Selling the Brand's Soul
While companies large and small redesign their logos and brands to keep up with contemporary design, they are falling short of what gave their identities character in the first place.
It is inevitable that companies will change their identities. It is human nature; personalities, motives and goals are constantly shifting, and that movement builds and extends into large organizations. When a lot of people want to change something, then that something gets changed.
I find it odd that the design community resists the idea of a large corporation updating their visual identity. No logo is truly timeless. As a facet of culture, design is subject to the whims of taste; what was popular in the mainstream yesterday is completely different than what is popular today. Even subtle changes can do big things; witness Canon, whose simple bolding of the typeface in 1955 completely altered the perception of the brand.

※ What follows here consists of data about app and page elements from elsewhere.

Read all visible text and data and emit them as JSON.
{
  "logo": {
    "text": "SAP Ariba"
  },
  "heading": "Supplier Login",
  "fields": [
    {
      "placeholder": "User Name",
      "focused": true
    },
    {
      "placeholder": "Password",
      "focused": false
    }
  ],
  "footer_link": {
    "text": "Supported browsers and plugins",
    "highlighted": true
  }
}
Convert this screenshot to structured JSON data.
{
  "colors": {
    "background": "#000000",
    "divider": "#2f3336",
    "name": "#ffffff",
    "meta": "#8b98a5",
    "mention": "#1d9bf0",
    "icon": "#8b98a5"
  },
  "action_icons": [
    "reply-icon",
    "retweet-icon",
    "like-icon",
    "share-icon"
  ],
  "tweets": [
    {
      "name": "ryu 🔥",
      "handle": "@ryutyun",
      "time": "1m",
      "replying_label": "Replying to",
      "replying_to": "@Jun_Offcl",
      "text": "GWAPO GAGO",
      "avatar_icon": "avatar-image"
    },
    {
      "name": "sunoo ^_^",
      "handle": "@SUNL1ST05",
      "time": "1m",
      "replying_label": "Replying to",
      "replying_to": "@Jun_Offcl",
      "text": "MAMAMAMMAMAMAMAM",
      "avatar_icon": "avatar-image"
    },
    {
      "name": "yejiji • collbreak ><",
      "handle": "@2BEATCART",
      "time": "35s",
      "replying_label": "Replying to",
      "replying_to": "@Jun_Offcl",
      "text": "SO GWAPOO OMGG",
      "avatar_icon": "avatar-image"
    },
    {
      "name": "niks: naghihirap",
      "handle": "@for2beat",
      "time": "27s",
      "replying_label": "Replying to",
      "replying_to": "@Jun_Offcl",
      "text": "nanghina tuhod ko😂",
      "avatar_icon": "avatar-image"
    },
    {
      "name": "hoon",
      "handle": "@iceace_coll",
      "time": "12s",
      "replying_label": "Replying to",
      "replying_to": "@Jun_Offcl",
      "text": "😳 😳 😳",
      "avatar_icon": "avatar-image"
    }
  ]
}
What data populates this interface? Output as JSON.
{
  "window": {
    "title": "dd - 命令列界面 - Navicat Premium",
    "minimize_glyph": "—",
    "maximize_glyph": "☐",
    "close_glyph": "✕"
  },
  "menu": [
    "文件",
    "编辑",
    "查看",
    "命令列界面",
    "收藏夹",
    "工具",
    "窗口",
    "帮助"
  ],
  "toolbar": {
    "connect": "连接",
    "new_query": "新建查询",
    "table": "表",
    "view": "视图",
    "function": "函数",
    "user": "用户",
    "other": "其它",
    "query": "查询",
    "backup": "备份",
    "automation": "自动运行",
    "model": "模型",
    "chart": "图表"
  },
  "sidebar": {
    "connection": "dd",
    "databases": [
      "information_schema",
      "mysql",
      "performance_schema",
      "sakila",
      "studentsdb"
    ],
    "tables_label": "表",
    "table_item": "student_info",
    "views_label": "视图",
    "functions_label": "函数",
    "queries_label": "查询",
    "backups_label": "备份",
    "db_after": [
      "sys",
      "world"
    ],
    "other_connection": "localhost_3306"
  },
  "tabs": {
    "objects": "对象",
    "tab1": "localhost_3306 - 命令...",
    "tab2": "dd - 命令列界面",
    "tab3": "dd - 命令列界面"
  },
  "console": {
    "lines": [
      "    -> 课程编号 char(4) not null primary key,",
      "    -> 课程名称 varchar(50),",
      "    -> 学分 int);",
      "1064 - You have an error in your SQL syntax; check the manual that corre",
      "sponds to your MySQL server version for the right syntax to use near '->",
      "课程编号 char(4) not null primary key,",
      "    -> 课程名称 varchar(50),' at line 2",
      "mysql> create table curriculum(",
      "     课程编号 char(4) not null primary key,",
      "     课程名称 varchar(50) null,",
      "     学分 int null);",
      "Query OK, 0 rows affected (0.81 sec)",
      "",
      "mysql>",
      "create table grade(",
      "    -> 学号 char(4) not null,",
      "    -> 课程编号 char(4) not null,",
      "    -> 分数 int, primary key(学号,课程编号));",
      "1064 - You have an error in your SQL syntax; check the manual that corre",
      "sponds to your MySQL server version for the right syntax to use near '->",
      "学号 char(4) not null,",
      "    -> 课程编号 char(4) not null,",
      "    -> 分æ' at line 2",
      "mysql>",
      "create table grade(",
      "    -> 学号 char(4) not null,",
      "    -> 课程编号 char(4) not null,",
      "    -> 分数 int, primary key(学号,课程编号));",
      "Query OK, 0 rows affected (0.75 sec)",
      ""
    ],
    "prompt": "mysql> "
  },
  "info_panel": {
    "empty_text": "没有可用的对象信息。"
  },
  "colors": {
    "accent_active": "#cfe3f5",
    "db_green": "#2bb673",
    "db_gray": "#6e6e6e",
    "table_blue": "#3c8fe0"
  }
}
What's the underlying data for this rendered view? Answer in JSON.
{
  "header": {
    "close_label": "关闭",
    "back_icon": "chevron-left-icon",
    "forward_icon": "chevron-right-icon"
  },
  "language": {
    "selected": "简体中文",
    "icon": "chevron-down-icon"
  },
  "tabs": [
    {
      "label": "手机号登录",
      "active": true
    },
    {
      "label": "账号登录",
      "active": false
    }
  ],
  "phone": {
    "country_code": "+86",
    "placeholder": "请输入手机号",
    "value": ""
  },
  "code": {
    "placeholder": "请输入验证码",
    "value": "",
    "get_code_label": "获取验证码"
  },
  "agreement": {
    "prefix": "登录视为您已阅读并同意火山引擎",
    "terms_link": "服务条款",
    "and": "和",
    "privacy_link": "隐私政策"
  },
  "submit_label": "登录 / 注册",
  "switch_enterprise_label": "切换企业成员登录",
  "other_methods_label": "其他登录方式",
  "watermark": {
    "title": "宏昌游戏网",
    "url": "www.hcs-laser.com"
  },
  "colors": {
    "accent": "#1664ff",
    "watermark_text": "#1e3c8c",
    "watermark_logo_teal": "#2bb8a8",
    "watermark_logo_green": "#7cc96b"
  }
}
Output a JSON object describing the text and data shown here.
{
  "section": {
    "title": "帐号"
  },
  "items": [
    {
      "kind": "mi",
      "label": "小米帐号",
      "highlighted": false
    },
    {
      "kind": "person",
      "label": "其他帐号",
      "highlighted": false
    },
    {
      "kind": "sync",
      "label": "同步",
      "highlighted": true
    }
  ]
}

Everyone’s favorite martyr, of course, is UPS. Paul Rand’s famous box and shield debuted in 1961 and was replaced in 2003 by the now ubiquitous 3D shield (sans box). Of course the design world went all up in arms. Paul Rand was a legend, a logo god, a creator of timeless branding.
Paul Rand’s logo was great for 1961. It was clean, sharp, memorable and somewhat clever, but more importantly, it gave the growing UPS a foothold on which to build its massive brand machine. But updating the logo was the right decision. Though many people won’t admit this out loud, Rand’s design is dated. Futurebrand created an emblem that not only takes advantage of today’s printing technology (gradients and subtle bevels), but paid homage to the original shield motif while dropping the part that looked most dated—a string-tied box that bears little resemblance to any package shipped today.
Good design can last. Rand’s logos for IBM and ABC (much better because they don’t use any period imagery like the string-tied package) are still going strong but I would bet serious cash they’ll be “updated” in the future. Just because an industry luminary crafted them does not make them immortal.
What is depressing is how companies with well known marks are trading in their identities for shallow replacements. While UPS’s new logo is nice—and works—it lacks … something. Soul. Character. In the comments on Typographica’s website, Joe Vanderbos summarized this feeling:
The old one was stale, but it reminds us of a time when quirkiness and personality were still allowed into the world of commerce. The new one expresses absolutely nothing, and quite well. It’s the perfect emblem of this age.
Other prominent corporate logos have undergone cosmetic changes.
- KFC’s recent update is only a small enhancement (less wrinkles on the face and now bearing an apron), but really modernizes the Colonel’s look. I consider this a success, and an appropriately conservative move.
- The Arizona Cardinals introduced a new team logo in January, the first update since 1960. A little more drastic than KFC, it streamlines the illustration. My only beef is the logo now looks like every other NFL bird logo—angry and predatory, which I suppose is the point. (The Eagles do the bird thing best, although I still think the Broncos have the best logo and uniform in the league.)
- DC Comics’ recent unveiling demonstrates everything that is wrong with corporate branding. Gone is any trace of Milton Glaser’s originality, replaced by the über-cliche swoosh and an over eager slant that looks like Batman and crew have gone into the washing machine business.
The brevity of the changes varies, as does the success of the redesigns. The only definitive similarity is that each logo looks unmistakably more contemporary—bolder, more colorful and more complex, all while paying some tribute to the original design.
There’s nothing inherently wrong with breathing new life into a brand, and all of these companies made a good decision to update their logo. Sadly, none of the new designs—from the subtle enhancements to the complete overhauls—capture any kind of new mystique or show any kind of design innovation. It would be a far more interesting story if a company like DC Comics had challenged themselves to design a mark as unique as Glaser’s original; instead, they opted for a generic and uninspired swoosh-and-slant that only looks better but doesn’t feel better. It’s as forgettable an imitation as Britney Spears covering Joan Jett’s “I Love Rock and Roll.”
Maybe it’s a cultural litmus test. It is the innate nature of design to evolve, and designers need to accept that “classic” logos will be updated, enhanced or completely thrown out (remember when Apple’s logo wasn’t silver?), but has the corporate world become so focused on the mega consumer brand that they’ve lost all guts when it comes to brand innovation? Are designers willing to take the easy path toward a comfortable logo rather than truly design an identity that means something?